On cross-examination, Wallner questioned Krys over whether he considered approaching Picard to renegotiate the settlement, and Krys stated that he did not. In challenging Krys’ decision, Wallner focused on other legal decisions, both at the bankruptcy court and district court level, and whether Picard’s causes of action against Fairfield were affected by those rulings. During a brief re-direct by Molton, Krys stressed that he takes his job “very seriously” and explained that the settlement with Picard “was the best decision for Fairfield Sentry.”

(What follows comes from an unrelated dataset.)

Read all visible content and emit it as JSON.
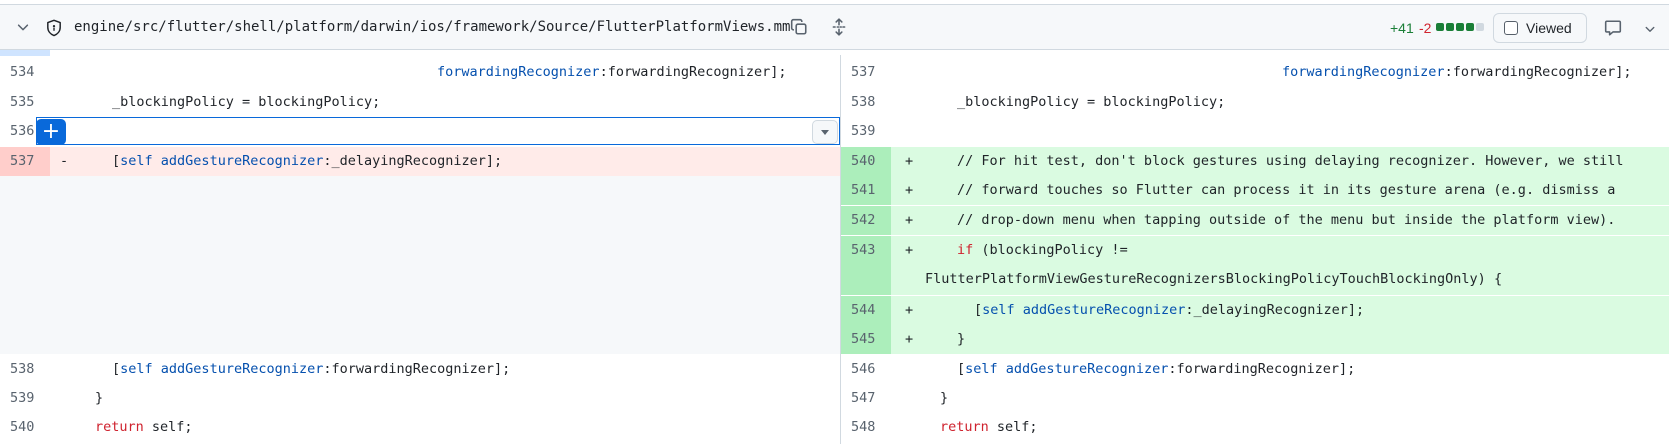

After Krys’ testimony, Wallner returned to finish his opening argument, stressing that the settlement agreement should “reflect what is happening today” and that Krys “never sought to renegotiate the deal.” However, Judge Bernstein pointed to Krys’ testimony, noting that Krys “considered factors” and “still concluded” that, on the basis of his business judgment, he “still supports the settlement.” In response to Wallner’s comments that Picard “is a winner” and would be “a fool to walk away,” Judge Bernstein noted that Krys “doesn’t want to walk away either.” According to Wallner, it is “highly likely that a better deal would be obtained for Fairfield Sentry” if the parties went back to negotiation or mediation.

The court was also unreceptive of Wallner’s arguments that Picard’s complaint against the Fairfield debtors, in its current state, falls “woefully short,” noting Picard’s right to file an amended complaint. Judge Bernstein observed that in the new complaints already filed by Picard following the changes in law, the allegations have been “vastly” different, adding that it “makes no sense” to look at the allegations in the complaint on file and “say ‘Aha!’”

Molton returned briefly to make closing remarks, stressing that Krys’ business judgment should be afforded deference under the circumstances. He also discounted the need to speculate as to whether a better deal was possible and noted the possibility that Picard would not be amenable to negotiating the settlement. Returning to the standing issue, Molton argued that it is “absolutely clear” under BVI law that the objectors do not have standing.

At the close of the hearing, Judge Bernstein requested supplemental briefing from the parties on the issue of standing. In more specific direction provided earlier in the hearing, the court asked the parties to address the question of whether the objectors “really have” a financial interest such that they have standing to object to the assignment.